On one hand, it's tough to call its recent performance anything but terrible, particularly compared with analysts' expectations. On the other hand, this company does have valuable assets, and management seems to still seek ways of cutting costs.
Performance this quarter wasn't pretty. Total revenue rose just 1%, and the company reversed a year-ago operating profit into a loss. While reported net income (or, rather, net loss) was magnified by charges, adjusting out those expenses doesn't really make the picture any prettier. However, the company did manage to squeak out a small but positive amount of structural free cash flow for the year.
Ironically, a recent strike may have given the company a break. Workers tied to the unprofitable Terrace Bay mill went on strike at the end of January, and the company has since closed the plant. The SEC document that the company filed says that an ongoing shutdown of the mill would have a "material impact" on the business -- but not a "material adverse impact." From the company's statements, it almost sounds to me like a prolonged shutdown of this money-losing mill might be good for Neenah and its investors.
True, pulp is a very tough business, and the company still has one pulp mill operating. But even here, the company seems to be considering selling off some of its timberlands and finding other ways to keep the mill running competitively.
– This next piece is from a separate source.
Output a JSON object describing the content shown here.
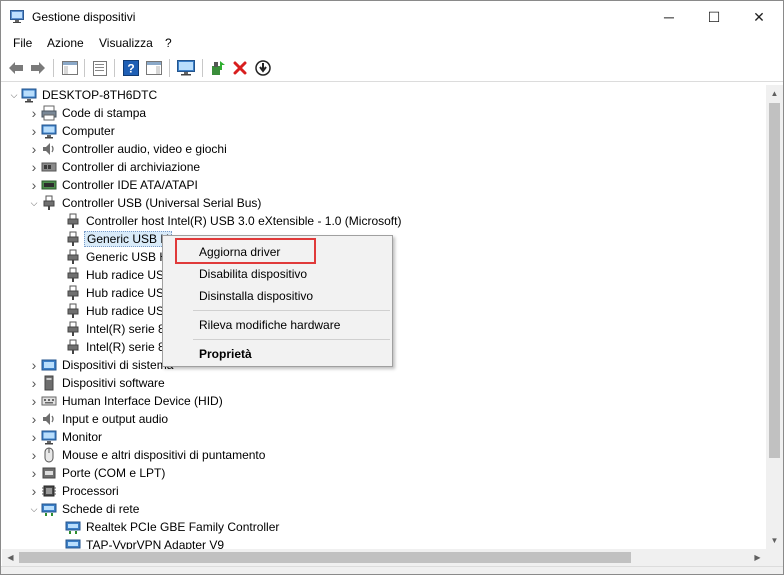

How much will it get for the timber? I have no idea, and that's part of the risk of building an investment thesis from the value of underlying assets.
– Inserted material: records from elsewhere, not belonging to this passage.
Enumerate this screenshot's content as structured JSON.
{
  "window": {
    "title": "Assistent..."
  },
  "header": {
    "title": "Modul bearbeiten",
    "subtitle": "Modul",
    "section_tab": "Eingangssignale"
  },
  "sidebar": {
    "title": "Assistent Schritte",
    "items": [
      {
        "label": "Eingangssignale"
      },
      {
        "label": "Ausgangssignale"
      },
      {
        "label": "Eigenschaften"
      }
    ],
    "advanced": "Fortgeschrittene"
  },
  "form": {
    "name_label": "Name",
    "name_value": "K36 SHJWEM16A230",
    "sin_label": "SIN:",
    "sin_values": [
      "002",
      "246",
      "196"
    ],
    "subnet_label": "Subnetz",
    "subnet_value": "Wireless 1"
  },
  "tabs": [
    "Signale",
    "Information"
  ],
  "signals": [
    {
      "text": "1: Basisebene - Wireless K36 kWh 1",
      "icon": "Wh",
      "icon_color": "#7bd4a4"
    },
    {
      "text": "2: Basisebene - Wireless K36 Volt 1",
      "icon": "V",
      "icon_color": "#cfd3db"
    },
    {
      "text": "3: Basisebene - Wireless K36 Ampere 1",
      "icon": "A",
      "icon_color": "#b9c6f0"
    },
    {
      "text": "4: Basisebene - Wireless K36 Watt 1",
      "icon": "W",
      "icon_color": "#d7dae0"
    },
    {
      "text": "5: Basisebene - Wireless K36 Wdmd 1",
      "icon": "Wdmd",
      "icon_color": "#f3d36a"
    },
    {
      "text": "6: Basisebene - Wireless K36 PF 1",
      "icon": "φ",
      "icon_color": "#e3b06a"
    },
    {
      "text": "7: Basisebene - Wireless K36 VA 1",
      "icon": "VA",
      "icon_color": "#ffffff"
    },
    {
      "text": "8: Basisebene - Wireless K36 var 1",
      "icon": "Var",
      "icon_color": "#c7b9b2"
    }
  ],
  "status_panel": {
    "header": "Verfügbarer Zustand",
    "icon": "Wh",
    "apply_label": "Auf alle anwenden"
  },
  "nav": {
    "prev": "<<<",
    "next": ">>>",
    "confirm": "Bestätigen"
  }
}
I don't think Neenah Paper is doomed, especially since a recent renegotiation with Kimberly Clark
Further Foolishness unfolds:
Fool contributor Stephen Simpson has no financial interest in any stocks mentioned (that means he's neither long nor short the shares).